Records drawn from a dataset:

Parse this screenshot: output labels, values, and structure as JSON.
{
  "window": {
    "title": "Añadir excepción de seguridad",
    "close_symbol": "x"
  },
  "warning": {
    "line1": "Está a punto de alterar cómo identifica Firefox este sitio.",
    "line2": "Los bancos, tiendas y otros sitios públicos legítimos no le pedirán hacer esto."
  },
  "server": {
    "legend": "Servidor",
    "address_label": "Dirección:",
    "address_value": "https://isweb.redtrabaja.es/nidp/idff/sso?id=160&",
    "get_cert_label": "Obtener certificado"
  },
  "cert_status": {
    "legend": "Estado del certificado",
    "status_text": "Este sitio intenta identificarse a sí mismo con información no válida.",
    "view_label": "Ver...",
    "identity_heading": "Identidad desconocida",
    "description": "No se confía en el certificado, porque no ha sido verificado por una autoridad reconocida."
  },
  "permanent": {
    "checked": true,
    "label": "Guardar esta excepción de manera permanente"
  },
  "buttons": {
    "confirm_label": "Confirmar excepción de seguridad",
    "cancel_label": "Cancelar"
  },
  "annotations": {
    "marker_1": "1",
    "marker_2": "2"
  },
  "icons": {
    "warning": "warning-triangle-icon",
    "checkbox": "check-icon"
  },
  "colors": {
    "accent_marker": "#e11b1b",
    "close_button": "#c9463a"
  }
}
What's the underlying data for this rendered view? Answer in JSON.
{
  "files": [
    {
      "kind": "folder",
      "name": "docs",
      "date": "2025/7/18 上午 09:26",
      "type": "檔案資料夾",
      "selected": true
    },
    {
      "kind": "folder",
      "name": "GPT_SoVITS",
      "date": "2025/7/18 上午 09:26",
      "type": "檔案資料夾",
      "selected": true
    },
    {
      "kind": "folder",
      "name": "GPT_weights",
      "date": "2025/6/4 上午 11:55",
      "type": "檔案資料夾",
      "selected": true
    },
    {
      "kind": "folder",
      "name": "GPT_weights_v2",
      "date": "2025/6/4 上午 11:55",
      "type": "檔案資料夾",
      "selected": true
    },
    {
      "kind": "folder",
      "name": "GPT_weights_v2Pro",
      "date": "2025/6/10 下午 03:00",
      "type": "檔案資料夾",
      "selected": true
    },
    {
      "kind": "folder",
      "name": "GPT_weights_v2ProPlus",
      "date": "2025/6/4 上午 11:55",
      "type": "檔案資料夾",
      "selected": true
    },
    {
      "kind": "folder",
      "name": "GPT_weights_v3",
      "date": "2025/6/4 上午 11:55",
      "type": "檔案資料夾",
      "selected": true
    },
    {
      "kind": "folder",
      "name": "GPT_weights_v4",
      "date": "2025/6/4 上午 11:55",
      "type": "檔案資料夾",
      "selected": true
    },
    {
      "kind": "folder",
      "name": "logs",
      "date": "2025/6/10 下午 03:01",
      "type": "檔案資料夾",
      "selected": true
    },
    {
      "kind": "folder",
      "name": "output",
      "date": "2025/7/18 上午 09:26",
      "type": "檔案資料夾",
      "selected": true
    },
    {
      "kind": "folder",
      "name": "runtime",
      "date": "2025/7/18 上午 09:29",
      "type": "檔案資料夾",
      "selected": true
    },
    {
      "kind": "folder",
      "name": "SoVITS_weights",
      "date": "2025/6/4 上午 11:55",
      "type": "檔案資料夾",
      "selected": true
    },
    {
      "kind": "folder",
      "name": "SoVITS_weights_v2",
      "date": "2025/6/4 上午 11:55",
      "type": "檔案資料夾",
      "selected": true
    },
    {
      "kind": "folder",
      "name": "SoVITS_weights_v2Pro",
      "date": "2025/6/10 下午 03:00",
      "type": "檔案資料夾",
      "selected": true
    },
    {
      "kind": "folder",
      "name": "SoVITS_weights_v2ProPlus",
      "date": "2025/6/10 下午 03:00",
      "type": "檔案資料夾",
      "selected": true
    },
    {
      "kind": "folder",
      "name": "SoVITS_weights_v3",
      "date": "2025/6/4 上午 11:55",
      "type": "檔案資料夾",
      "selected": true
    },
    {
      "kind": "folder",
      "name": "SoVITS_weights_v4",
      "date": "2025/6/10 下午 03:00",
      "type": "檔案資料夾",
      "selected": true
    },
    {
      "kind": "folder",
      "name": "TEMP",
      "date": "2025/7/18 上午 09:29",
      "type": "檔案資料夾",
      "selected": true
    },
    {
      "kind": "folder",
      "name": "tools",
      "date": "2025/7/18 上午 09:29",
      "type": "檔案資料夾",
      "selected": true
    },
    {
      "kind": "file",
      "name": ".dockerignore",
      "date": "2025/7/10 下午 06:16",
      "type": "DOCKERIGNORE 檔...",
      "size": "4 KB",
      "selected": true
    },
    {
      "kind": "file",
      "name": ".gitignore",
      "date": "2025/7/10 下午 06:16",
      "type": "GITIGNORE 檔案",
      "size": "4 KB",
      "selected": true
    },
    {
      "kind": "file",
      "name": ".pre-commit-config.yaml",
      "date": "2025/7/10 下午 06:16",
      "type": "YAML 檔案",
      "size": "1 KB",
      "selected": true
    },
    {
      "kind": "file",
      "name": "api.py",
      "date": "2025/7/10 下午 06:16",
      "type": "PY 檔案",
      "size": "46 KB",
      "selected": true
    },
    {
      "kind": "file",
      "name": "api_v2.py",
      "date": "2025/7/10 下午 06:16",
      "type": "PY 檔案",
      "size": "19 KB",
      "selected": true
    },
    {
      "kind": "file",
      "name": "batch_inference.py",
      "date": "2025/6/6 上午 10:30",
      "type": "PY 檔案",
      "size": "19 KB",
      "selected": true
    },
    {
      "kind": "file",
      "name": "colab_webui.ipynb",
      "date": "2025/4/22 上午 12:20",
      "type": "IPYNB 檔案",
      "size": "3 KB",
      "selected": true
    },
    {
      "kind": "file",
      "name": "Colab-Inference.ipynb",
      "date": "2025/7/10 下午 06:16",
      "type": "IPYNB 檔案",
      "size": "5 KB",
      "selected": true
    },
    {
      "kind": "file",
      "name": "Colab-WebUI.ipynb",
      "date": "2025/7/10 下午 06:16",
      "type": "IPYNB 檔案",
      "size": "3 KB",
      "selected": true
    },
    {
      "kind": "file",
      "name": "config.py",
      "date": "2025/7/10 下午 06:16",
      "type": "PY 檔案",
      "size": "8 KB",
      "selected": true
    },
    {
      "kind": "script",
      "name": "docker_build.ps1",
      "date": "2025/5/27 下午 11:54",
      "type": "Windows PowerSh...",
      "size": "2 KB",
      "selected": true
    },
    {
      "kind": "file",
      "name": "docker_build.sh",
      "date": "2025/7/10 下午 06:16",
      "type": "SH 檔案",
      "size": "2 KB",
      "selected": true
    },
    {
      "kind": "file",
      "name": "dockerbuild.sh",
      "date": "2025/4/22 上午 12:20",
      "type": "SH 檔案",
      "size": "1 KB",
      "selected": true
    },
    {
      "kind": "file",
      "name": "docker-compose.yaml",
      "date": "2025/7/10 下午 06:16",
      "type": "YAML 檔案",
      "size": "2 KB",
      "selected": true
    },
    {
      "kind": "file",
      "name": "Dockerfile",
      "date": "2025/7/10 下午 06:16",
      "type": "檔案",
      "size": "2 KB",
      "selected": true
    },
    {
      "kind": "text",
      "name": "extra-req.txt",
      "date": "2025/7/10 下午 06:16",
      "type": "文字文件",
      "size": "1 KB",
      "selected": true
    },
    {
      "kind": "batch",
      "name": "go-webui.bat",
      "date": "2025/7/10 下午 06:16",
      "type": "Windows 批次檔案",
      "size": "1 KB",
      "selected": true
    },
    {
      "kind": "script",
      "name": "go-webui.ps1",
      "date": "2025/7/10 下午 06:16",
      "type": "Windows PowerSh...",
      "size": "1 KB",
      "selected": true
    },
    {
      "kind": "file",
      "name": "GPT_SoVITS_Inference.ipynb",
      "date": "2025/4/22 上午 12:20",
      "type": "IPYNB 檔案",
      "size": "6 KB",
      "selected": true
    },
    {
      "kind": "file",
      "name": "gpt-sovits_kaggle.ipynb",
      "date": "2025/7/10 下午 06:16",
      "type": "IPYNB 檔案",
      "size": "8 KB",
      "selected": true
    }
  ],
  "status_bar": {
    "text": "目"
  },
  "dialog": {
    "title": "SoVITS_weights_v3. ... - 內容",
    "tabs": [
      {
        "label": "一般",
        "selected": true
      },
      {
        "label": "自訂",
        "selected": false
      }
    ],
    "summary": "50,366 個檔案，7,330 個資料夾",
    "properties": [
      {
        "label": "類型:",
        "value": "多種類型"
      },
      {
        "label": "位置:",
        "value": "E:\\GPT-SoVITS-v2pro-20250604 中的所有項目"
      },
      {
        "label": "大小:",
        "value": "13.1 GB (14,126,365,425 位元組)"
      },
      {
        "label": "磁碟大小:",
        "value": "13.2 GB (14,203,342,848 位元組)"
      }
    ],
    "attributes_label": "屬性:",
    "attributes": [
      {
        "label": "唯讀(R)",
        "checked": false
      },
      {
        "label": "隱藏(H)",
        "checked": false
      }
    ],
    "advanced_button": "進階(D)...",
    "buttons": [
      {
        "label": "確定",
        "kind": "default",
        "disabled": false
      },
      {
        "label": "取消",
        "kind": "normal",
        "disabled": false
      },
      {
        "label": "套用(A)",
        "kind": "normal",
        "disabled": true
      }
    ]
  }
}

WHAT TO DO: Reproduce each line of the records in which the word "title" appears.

EXERCISE RESULT:
    "title": "Añadir excepción de seguridad",
    "title": "SoVITS_weights_v3. ... - 內容",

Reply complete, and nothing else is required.